The device, a tunnel built of plywood and acrylic and equipped with a monitor, camera and sensors to monitor the use of space, was placed in the saki habitat at Korkeasaari Zoo, located in the Finnish capital of Helsinki. It was up to the animals to decide whether they wanted to step inside the device – the equivalent of pressing play – to see the video of the week. During the study, the device played five different kinds of scenes: sealife like fish and jellyfish, wiggly worms, other zoo animals like zebras, makis and dear, abstract art, or lush forests.
Vilma Kankaanpää, co-author
We learned that the monkeys do pay attention to the screen; they watch it and touch it.
Despite keen observation, it’s difficult to say with certainty which video the monkeys liked the most. They spent most of their time watching slithering worms or underwater scenes but these were also the videos accessible at the middle of the study, when they were accustomed to using the device, but it was still fairly new.
The researchers, however, found that, in comparison to the no-video control condition, the sakis scratched themselves significantly less often when presented with video content. For monkeys in captivity, scratching can be a sign of stress.
While a causal link between specific activities and animals’ stress levels cannot be made, one thing is sure: different types of stimuli gives them new things to do, which is important for their wellbeing.
The researchers based the video device on their previous research published in autumn 2020, in which they used the same tunnel-shaped device to play the sakis different sounds and music. At the time, researchers found that monkeys listened more to the sounds of traffic than to the sounds of rain, music, or silence.
Kirsi Pynnönen-Oudman, research coordinator at Korkeasaari Zoo, believes that both audio and video can be used to enrich the lives of primates and possibly some birds, such as parrots and crows, living at their facilities also in the future.
‘The equipment must, of course, withstand the handling of animals, and those which have, for example, sharp teeth must have their own equipment. The advantage is that the availability of video and audio content is almost unlimited, so the use of the device is not expensive,’ Pynnönen-Oudman says.

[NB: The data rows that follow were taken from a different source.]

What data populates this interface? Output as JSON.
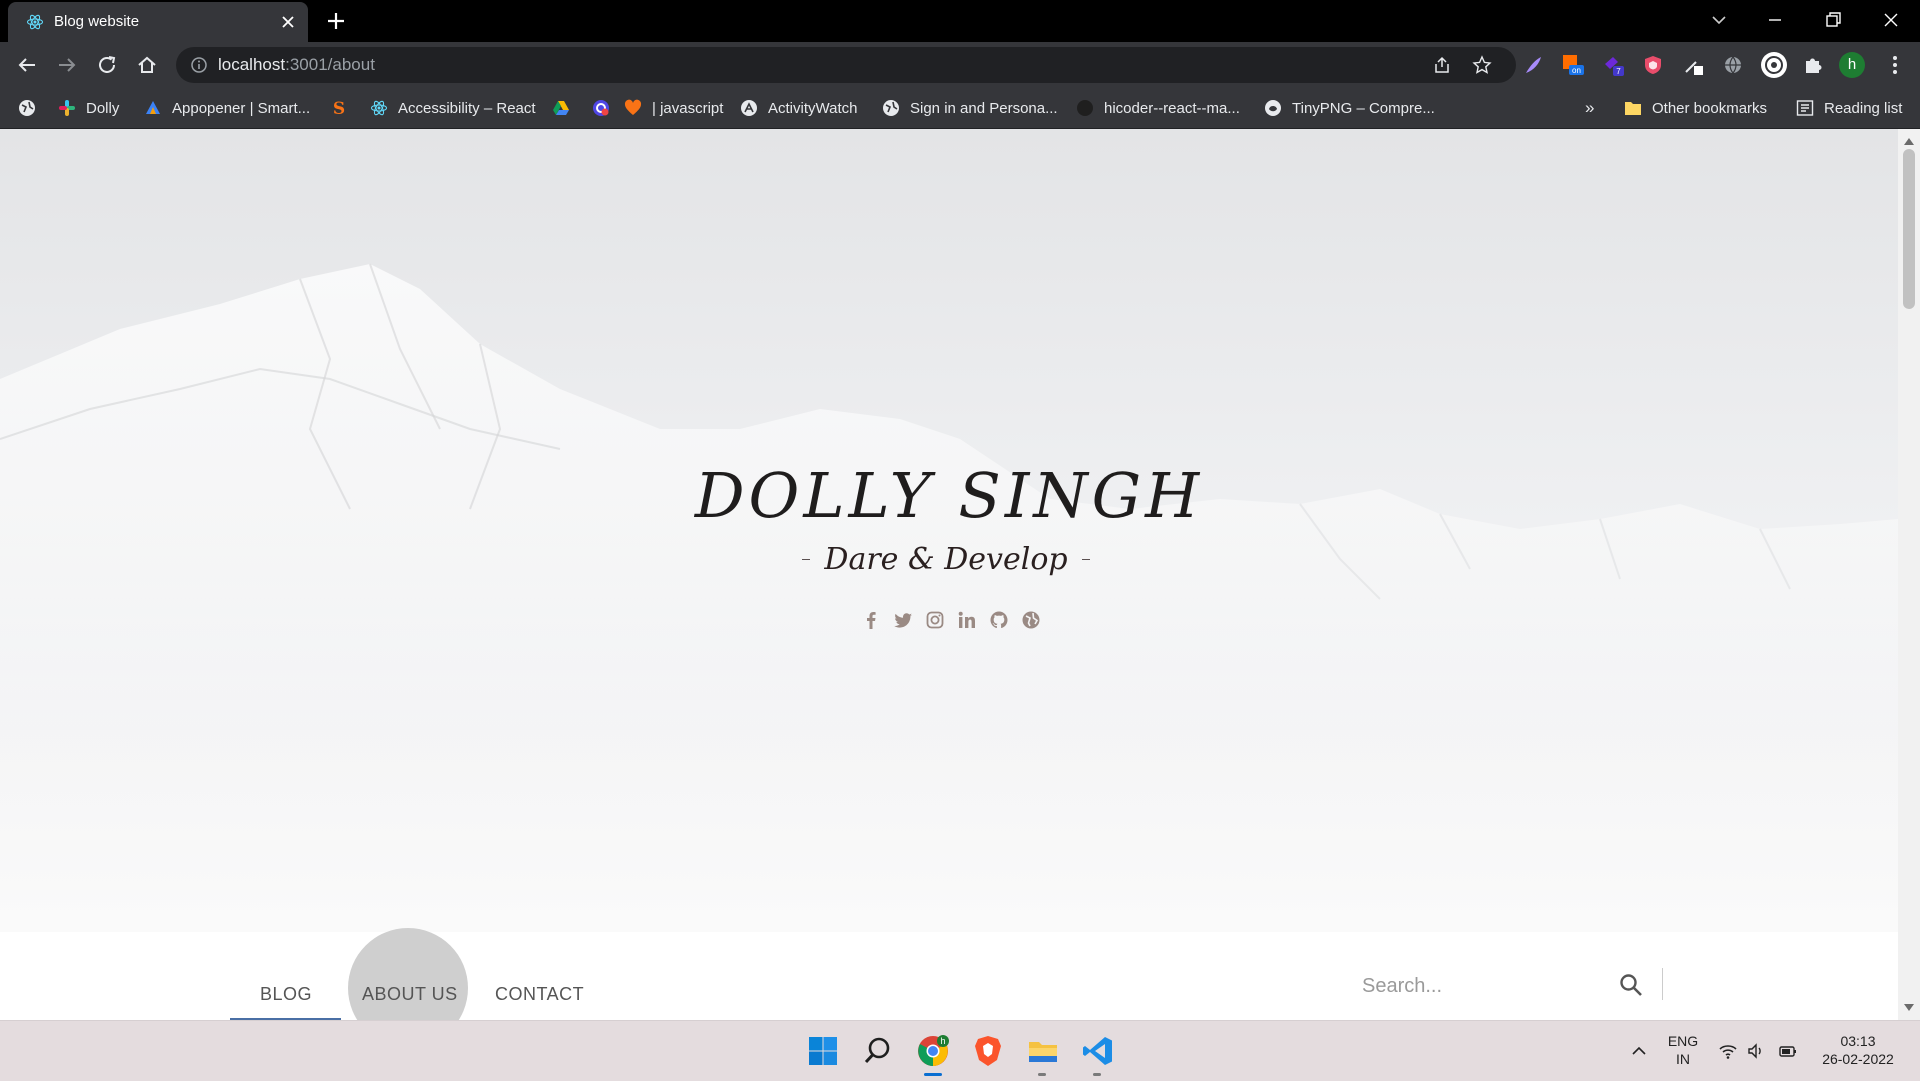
{
  "browser": {
    "tab": {
      "title": "Blog website",
      "favicon": "react-icon"
    },
    "url": {
      "host": "localhost",
      "path": ":3001/about"
    },
    "bookmarks": [
      {
        "label": "",
        "icon": "globe-icon"
      },
      {
        "label": "Dolly",
        "icon": "slack-icon"
      },
      {
        "label": "Appopener | Smart...",
        "icon": "appopener-icon"
      },
      {
        "label": "",
        "icon": "s-logo-icon"
      },
      {
        "label": "Accessibility – React",
        "icon": "react-icon"
      },
      {
        "label": "",
        "icon": "google-drive-icon"
      },
      {
        "label": "",
        "icon": "grammarly-icon"
      },
      {
        "label": "| javascript",
        "icon": "heart-icon"
      },
      {
        "label": "ActivityWatch",
        "icon": "activitywatch-icon"
      },
      {
        "label": "Sign in and Persona...",
        "icon": "globe-icon"
      },
      {
        "label": "hicoder--react--ma...",
        "icon": "github-icon"
      },
      {
        "label": "TinyPNG – Compre...",
        "icon": "tinypng-icon"
      }
    ],
    "more_bookmarks": "»",
    "other_bookmarks": "Other bookmarks",
    "reading_list": "Reading list",
    "profile_initial": "h"
  },
  "hero": {
    "name": "DOLLY SINGH",
    "tagline": "Dare & Develop",
    "socials": [
      "facebook-icon",
      "twitter-icon",
      "instagram-icon",
      "linkedin-icon",
      "github-icon",
      "globe-icon"
    ]
  },
  "nav": {
    "items": [
      {
        "label": "BLOG",
        "active": true
      },
      {
        "label": "ABOUT US",
        "active": false
      },
      {
        "label": "CONTACT",
        "active": false
      }
    ],
    "search_placeholder": "Search..."
  },
  "taskbar": {
    "language": "ENG",
    "region": "IN",
    "time": "03:13",
    "date": "26-02-2022"
  }
}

The study has been published in the scientific journal Animals.
Resources for media
- Download 1-minute summary video
- Download raw footage of saki monkeys and device
- Watch full interview with research team on YouTube
- Link to open access publication
Visiting researcher, Aalto University
Master's student, Aalto University
Research coordinator, Korkeasaari Zoo